__ASSIGNED TASK__:
Gather all lines in the entries that include the word "type".

__DATA FOR PROCESSING__:
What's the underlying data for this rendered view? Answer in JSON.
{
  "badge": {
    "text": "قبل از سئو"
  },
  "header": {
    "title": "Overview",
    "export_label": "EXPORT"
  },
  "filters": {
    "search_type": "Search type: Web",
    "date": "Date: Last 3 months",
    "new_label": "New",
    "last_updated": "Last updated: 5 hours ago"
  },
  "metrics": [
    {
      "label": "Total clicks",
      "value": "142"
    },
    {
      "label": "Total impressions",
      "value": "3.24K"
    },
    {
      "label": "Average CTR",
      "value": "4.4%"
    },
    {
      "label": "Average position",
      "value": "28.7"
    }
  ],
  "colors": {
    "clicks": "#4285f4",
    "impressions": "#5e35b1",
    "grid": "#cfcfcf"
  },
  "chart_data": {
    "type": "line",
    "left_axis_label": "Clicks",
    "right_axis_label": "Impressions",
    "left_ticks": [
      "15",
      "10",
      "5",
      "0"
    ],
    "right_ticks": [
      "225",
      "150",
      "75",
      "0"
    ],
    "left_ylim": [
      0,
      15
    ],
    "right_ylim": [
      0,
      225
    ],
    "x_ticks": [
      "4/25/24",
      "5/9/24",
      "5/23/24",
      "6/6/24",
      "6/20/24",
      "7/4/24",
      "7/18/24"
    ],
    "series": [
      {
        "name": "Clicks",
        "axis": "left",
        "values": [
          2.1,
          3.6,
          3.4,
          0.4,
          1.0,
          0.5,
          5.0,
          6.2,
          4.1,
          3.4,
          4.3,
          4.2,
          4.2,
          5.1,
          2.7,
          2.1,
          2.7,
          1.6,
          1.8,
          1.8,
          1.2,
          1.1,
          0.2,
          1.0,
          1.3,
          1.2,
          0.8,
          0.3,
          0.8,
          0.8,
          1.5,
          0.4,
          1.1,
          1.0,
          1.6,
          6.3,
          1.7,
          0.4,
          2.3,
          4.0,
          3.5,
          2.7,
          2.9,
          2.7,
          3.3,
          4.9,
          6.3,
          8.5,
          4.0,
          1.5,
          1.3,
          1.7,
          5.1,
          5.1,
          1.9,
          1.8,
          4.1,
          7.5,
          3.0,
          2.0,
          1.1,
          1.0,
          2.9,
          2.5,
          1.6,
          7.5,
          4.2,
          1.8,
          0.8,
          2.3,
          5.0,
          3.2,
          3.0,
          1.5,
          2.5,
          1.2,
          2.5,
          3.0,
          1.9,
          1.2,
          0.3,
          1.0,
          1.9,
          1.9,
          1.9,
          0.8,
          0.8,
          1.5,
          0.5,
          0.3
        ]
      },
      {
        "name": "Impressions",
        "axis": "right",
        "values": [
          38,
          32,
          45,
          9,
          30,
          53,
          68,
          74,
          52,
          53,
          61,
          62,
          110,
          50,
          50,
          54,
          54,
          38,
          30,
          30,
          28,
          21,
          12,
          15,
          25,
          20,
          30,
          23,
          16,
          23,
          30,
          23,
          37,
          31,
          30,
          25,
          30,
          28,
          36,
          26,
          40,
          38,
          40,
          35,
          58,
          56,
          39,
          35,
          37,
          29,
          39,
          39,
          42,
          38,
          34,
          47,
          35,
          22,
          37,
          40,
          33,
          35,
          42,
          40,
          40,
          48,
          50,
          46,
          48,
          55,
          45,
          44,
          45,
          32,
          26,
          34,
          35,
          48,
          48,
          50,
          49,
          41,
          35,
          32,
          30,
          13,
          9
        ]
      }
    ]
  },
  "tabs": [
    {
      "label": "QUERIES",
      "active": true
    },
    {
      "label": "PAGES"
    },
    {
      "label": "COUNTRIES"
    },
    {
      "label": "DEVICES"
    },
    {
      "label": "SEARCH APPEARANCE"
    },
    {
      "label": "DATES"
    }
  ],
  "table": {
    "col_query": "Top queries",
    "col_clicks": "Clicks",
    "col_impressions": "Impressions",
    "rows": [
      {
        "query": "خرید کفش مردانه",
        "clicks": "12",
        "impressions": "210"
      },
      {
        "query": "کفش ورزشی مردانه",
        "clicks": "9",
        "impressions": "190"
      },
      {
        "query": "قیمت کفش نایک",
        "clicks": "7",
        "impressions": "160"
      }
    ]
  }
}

__OUTPUT FOR THIS EXERCISE__:
    "search_type": "Search type: Web",
    "type": "line",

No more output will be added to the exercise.